* _Exercise description_: With nothing left out, repeat every entry exactly.

(Recorded data)

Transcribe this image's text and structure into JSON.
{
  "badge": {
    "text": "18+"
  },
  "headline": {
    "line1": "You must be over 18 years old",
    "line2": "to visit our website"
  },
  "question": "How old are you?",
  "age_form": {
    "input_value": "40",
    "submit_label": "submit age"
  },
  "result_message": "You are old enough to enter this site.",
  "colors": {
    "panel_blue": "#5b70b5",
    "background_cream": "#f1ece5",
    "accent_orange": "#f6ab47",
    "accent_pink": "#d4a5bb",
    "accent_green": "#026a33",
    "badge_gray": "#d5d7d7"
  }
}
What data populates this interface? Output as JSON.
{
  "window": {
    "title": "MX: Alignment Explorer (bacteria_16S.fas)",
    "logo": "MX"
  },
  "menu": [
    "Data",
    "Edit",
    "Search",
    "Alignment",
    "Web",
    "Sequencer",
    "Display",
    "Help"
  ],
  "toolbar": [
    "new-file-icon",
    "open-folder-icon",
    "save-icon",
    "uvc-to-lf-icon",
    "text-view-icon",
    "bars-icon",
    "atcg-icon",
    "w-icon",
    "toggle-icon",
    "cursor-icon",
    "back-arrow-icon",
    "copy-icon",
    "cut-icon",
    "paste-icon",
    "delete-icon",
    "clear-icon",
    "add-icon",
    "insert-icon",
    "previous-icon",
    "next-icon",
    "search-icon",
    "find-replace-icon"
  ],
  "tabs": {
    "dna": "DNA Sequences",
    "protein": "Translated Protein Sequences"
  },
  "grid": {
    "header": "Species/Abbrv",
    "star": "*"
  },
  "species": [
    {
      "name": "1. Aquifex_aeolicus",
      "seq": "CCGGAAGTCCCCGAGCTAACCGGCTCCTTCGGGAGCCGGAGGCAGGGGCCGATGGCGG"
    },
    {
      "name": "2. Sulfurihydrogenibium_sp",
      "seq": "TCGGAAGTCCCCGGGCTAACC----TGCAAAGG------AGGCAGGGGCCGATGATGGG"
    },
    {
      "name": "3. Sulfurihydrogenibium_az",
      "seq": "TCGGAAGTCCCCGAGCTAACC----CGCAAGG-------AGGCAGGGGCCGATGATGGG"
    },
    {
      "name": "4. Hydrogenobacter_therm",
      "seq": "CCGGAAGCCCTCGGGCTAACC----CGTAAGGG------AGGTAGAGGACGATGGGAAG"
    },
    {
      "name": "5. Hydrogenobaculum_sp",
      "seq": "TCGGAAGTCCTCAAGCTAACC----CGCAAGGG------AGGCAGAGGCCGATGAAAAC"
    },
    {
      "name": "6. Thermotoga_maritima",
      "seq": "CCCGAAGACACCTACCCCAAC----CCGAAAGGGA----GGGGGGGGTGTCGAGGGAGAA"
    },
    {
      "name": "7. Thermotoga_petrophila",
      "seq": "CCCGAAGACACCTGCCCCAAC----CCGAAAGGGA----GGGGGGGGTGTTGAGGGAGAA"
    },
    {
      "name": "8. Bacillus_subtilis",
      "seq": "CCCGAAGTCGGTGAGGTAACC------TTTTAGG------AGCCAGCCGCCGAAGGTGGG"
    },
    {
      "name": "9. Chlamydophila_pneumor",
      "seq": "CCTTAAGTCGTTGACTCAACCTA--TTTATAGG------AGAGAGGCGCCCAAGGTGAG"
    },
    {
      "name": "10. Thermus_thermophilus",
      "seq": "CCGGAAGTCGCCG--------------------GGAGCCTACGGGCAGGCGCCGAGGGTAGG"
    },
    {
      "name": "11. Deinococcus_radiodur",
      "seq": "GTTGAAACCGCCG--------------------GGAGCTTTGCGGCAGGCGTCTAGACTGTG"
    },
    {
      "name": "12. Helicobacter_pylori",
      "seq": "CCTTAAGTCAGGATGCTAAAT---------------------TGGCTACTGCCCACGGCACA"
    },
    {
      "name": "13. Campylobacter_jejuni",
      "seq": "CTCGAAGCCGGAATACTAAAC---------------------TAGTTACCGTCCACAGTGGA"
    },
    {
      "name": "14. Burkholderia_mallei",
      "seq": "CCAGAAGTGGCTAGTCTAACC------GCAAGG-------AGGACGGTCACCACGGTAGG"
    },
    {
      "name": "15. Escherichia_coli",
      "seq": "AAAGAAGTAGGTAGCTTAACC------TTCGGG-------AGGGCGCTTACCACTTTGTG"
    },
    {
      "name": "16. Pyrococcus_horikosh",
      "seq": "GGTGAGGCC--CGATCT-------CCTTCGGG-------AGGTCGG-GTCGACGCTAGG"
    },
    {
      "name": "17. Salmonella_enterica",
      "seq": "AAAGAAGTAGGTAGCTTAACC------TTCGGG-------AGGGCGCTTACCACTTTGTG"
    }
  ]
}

* _Result of this exercise_:
Transcribe this image's text and structure into JSON.
{
  "badge": {
    "text": "18+"
  },
  "headline": {
    "line1": "You must be over 18 years old",
    "line2": "to visit our website"
  },
  "question": "How old are you?",
  "age_form": {
    "input_value": "40",
    "submit_label": "submit age"
  },
  "result_message": "You are old enough to enter this site.",
  "colors": {
    "panel_blue": "#5b70b5",
    "background_cream": "#f1ece5",
    "accent_orange": "#f6ab47",
    "accent_pink": "#d4a5bb",
    "accent_green": "#026a33",
    "badge_gray": "#d5d7d7"
  }
}
What data populates this interface? Output as JSON.
{
  "window": {
    "title": "MX: Alignment Explorer (bacteria_16S.fas)",
    "logo": "MX"
  },
  "menu": [
    "Data",
    "Edit",
    "Search",
    "Alignment",
    "Web",
    "Sequencer",
    "Display",
    "Help"
  ],
  "toolbar": [
    "new-file-icon",
    "open-folder-icon",
    "save-icon",
    "uvc-to-lf-icon",
    "text-view-icon",
    "bars-icon",
    "atcg-icon",
    "w-icon",
    "toggle-icon",
    "cursor-icon",
    "back-arrow-icon",
    "copy-icon",
    "cut-icon",
    "paste-icon",
    "delete-icon",
    "clear-icon",
    "add-icon",
    "insert-icon",
    "previous-icon",
    "next-icon",
    "search-icon",
    "find-replace-icon"
  ],
  "tabs": {
    "dna": "DNA Sequences",
    "protein": "Translated Protein Sequences"
  },
  "grid": {
    "header": "Species/Abbrv",
    "star": "*"
  },
  "species": [
    {
      "name": "1. Aquifex_aeolicus",
      "seq": "CCGGAAGTCCCCGAGCTAACCGGCTCCTTCGGGAGCCGGAGGCAGGGGCCGATGGCGG"
    },
    {
      "name": "2. Sulfurihydrogenibium_sp",
      "seq": "TCGGAAGTCCCCGGGCTAACC----TGCAAAGG------AGGCAGGGGCCGATGATGGG"
    },
    {
      "name": "3. Sulfurihydrogenibium_az",
      "seq": "TCGGAAGTCCCCGAGCTAACC----CGCAAGG-------AGGCAGGGGCCGATGATGGG"
    },
    {
      "name": "4. Hydrogenobacter_therm",
      "seq": "CCGGAAGCCCTCGGGCTAACC----CGTAAGGG------AGGTAGAGGACGATGGGAAG"
    },
    {
      "name": "5. Hydrogenobaculum_sp",
      "seq": "TCGGAAGTCCTCAAGCTAACC----CGCAAGGG------AGGCAGAGGCCGATGAAAAC"
    },
    {
      "name": "6. Thermotoga_maritima",
      "seq": "CCCGAAGACACCTACCCCAAC----CCGAAAGGGA----GGGGGGGGTGTCGAGGGAGAA"
    },
    {
      "name": "7. Thermotoga_petrophila",
      "seq": "CCCGAAGACACCTGCCCCAAC----CCGAAAGGGA----GGGGGGGGTGTTGAGGGAGAA"
    },
    {
      "name": "8. Bacillus_subtilis",
      "seq": "CCCGAAGTCGGTGAGGTAACC------TTTTAGG------AGCCAGCCGCCGAAGGTGGG"
    },
    {
      "name": "9. Chlamydophila_pneumor",
      "seq": "CCTTAAGTCGTTGACTCAACCTA--TTTATAGG------AGAGAGGCGCCCAAGGTGAG"
    },
    {
      "name": "10. Thermus_thermophilus",
      "seq": "CCGGAAGTCGCCG--------------------GGAGCCTACGGGCAGGCGCCGAGGGTAGG"
    },
    {
      "name": "11. Deinococcus_radiodur",
      "seq": "GTTGAAACCGCCG--------------------GGAGCTTTGCGGCAGGCGTCTAGACTGTG"
    },
    {
      "name": "12. Helicobacter_pylori",
      "seq": "CCTTAAGTCAGGATGCTAAAT---------------------TGGCTACTGCCCACGGCACA"
    },
    {
      "name": "13. Campylobacter_jejuni",
      "seq": "CTCGAAGCCGGAATACTAAAC---------------------TAGTTACCGTCCACAGTGGA"
    },
    {
      "name": "14. Burkholderia_mallei",
      "seq": "CCAGAAGTGGCTAGTCTAACC------GCAAGG-------AGGACGGTCACCACGGTAGG"
    },
    {
      "name": "15. Escherichia_coli",
      "seq": "AAAGAAGTAGGTAGCTTAACC------TTCGGG-------AGGGCGCTTACCACTTTGTG"
    },
    {
      "name": "16. Pyrococcus_horikosh",
      "seq": "GGTGAGGCC--CGATCT-------CCTTCGGG-------AGGTCGG-GTCGACGCTAGG"
    },
    {
      "name": "17. Salmonella_enterica",
      "seq": "AAAGAAGTAGGTAGCTTAACC------TTCGGG-------AGGGCGCTTACCACTTTGTG"
    }
  ]
}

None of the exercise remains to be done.